Mentions: Phylogenetic analysis of TamB revealed no clear correlation of the TamB proteins with respect to their presence in an operon with an Omp85 protein besides the monophyletic origin of the sequences associated with TamA or TamL (fig. 6 and supplementary fig. S8, Supplementary Material online). The chlamydial TamA–TamB operon seems to be derived through horizontal gene transfer (HGT) from the Alphaproteobacteria; this is also supported in the analysis of the Omp85 proteins (fig. 7 and supplementary fig. S9, Supplementary Material online). Although the Proteobacteria TamB forms a large monophyletic cluster (with the Chlamydiae; fig. 6 and supplementary fig. S8, Supplementary Material online), several Deltaproteobacteria and Epsilonproteobacteria cluster with the early-branching Phyla (such as Fusobacteria and Bacteroidetes); this likely HGT event is also reflected in the Omp85 sequences (Heinz and Lithgow 2014; fig. 7 and supplementary fig. S9, Supplementary Material online). The Acidobacteria and Aquificae both encode a second copy of BamA, which branches off monophyletic with TamA, indicating this to be the putative origin of the TAM (figs. 7 and 8 and supplementary fig.
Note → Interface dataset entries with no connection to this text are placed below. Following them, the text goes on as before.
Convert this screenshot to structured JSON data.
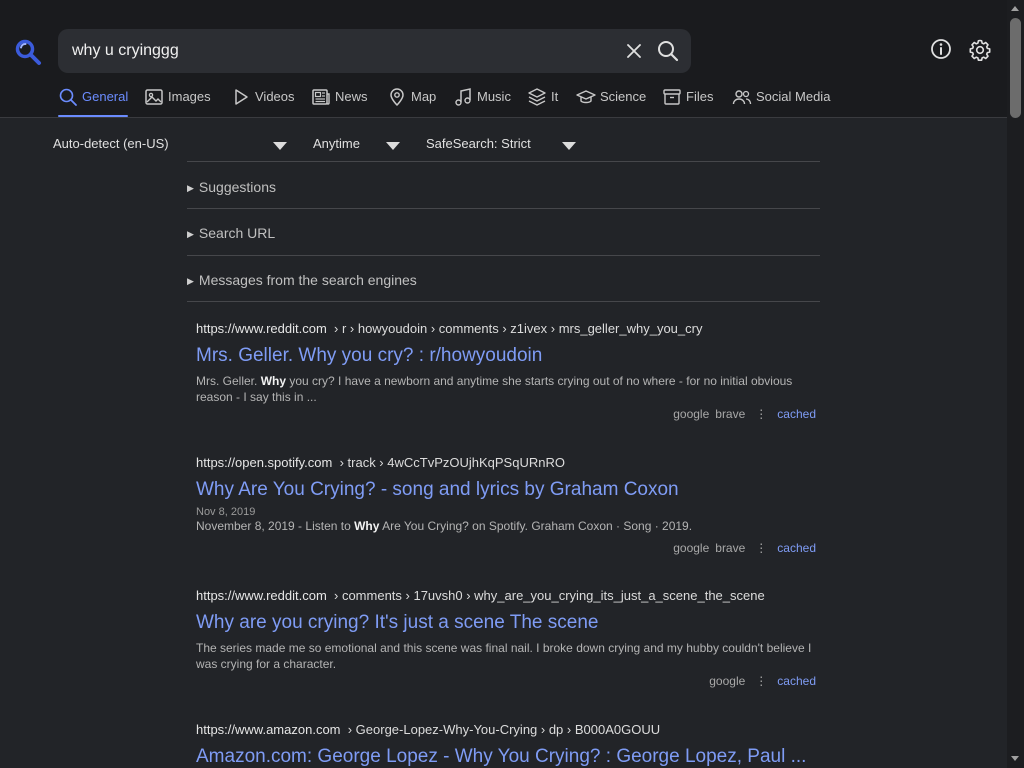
{
  "search": {
    "value": "why u cryinggg"
  },
  "tabs": [
    {
      "label": "General",
      "icon": "search-icon",
      "active": true
    },
    {
      "label": "Images",
      "icon": "image-icon"
    },
    {
      "label": "Videos",
      "icon": "play-icon"
    },
    {
      "label": "News",
      "icon": "newspaper-icon"
    },
    {
      "label": "Map",
      "icon": "map-pin-icon"
    },
    {
      "label": "Music",
      "icon": "music-note-icon"
    },
    {
      "label": "It",
      "icon": "layers-icon"
    },
    {
      "label": "Science",
      "icon": "graduation-cap-icon"
    },
    {
      "label": "Files",
      "icon": "archive-box-icon"
    },
    {
      "label": "Social Media",
      "icon": "people-icon"
    }
  ],
  "filters": {
    "language": "Auto-detect (en-US)",
    "time": "Anytime",
    "safesearch": "SafeSearch: Strict"
  },
  "sections": [
    {
      "label": "Suggestions"
    },
    {
      "label": "Search URL"
    },
    {
      "label": "Messages from the search engines"
    }
  ],
  "results": [
    {
      "domain": "https://www.reddit.com",
      "path": "› r › howyoudoin › comments › z1ivex › mrs_geller_why_you_cry",
      "title": "Mrs. Geller. Why you cry? : r/howyoudoin",
      "snippet_pre": "Mrs. Geller. ",
      "snippet_bold": "Why",
      "snippet_post": " you cry? I have a newborn and anytime she starts crying out of no where - for no initial obvious reason - I say this in ...",
      "engines": [
        "google",
        "brave"
      ],
      "cached": "cached"
    },
    {
      "domain": "https://open.spotify.com",
      "path": "› track › 4wCcTvPzOUjhKqPSqURnRO",
      "title": "Why Are You Crying? - song and lyrics by Graham Coxon",
      "date": "Nov 8, 2019",
      "snippet_pre": "November 8, 2019 - Listen to ",
      "snippet_bold": "Why",
      "snippet_post": " Are You Crying? on Spotify. Graham Coxon · Song · 2019.",
      "engines": [
        "google",
        "brave"
      ],
      "cached": "cached"
    },
    {
      "domain": "https://www.reddit.com",
      "path": "› comments › 17uvsh0 › why_are_you_crying_its_just_a_scene_the_scene",
      "title": "Why are you crying? It's just a scene The scene",
      "snippet": "The series made me so emotional and this scene was final nail. I broke down crying and my hubby couldn't believe I was crying for a character.",
      "engines": [
        "google"
      ],
      "cached": "cached"
    },
    {
      "domain": "https://www.amazon.com",
      "path": "› George-Lopez-Why-You-Crying › dp › B000A0GOUU",
      "title": "Amazon.com: George Lopez - Why You Crying? : George Lopez, Paul ..."
    }
  ],
  "colors": {
    "accent": "#6b8cff",
    "link": "#7f9cf5",
    "background": "#222428",
    "header": "#1a1b1e"
  }
}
S9, Supplementary Material online). A consistent clustering of the early-branching Phyla including Spirochaetes, Deinococcus-Thermus, Firmicutes, and Cyanobacteria was also observed for TamB.Fig. 6.—

Bottom Line: We report that TamA and a closely related protein TamL are confined almost exclusively to Proteobacteria and Bacteroidetes/Chlorobi respectively, whereas TamB is widely distributed across the majority of Gram-negative bacterial lineages.Several sequence characteristics were discovered to define the TamB protein family: A signal-anchor linkage to the inner membrane, beta-helical structure, conserved domain architecture and a C-terminal region that mimics outer membrane protein beta-strands.Taken together, the structural and phylogenetic analyses suggest that the TAM likely evolved from an original combination of BamA and TamB, with a later gene duplication event of BamA, giving rise to an additional Omp85 sequence that evolved to be TamA in Proteobacteria and TamL in Bacteroidetes/Chlorobi.

View Article: PubMed Central - PubMed

Affiliation: Department of Microbiology, Monash University, Melbourne, Victoria, Australia.

Show MeSH